IN THE Resident’s edition of July 7, we printed an article entitled Walk the length of the Algarve, about the Via Algarviana, an ecological pedestrian track, covering a distance of 240km across the Algarve region, which will be ready in 2007. Recently, we received a letter from reader Roderick Frew from Silves, who kindly reminded us about the history of this route. He wrote:

“The Via Algarviana was created, named and indeed the 240km route walked in its entirety (for charity) way back in 1998. Shortly after that, it was walked in reverse and twice covered on horses for charity. This wonderfully scenic, off-road Algarve hinterland route was pioneered by a group from the Algarve Wednesday Walkers to realise a dream of its creator, Maurice Clyde.

“Of the seven original participants who completed it, two still walk regularly with the Algarve Wednesday Walkers, but, sadly, Maurice himself had to return to the UK having had the misfortune of suffering a debilitating stroke.

“Although there were intermittent meetings with Almargem (the association of defence of culture and the environment of the Algarve) and its president João Santos, they had little time, or capacity, beyond their valuable work protecting the threatened Algarve countryside from predators, to develop or fund such proactive initiatives. Nevertheless, they certainly encouraged the project as best they could.

“This year, two other members of the Algarve Wednesday Walkers invested much time and energy in way-marking and describing the route. The fruits of their labours will shortly be available on a website.

“Almargem now seem to have the desire, time and funding to create an officially way-marked GR (part of a trans-European network of walking routes). This can only be a good thing and it is to be hoped that co-operation between them and the Algarve Wednesday Walkers will continue.

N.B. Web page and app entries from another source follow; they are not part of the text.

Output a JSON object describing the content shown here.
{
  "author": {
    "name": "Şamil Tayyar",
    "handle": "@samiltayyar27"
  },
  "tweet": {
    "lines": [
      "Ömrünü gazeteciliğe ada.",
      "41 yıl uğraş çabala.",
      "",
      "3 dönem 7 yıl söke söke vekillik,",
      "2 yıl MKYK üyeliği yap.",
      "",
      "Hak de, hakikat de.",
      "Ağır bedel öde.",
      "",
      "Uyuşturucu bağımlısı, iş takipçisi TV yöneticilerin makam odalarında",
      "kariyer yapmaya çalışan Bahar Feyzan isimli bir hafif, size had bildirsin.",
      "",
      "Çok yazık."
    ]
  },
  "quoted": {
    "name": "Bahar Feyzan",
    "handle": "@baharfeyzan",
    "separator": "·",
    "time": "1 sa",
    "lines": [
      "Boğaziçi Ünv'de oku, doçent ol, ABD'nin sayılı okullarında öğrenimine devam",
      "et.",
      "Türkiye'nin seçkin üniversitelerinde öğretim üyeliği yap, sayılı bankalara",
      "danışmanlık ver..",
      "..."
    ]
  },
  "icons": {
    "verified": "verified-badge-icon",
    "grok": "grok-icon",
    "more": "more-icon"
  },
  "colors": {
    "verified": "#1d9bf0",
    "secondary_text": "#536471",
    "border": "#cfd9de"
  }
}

It should not be forgotten, however, that were it not for Maurice Clyde and the original walkers, the Via Algarviana would never have been.”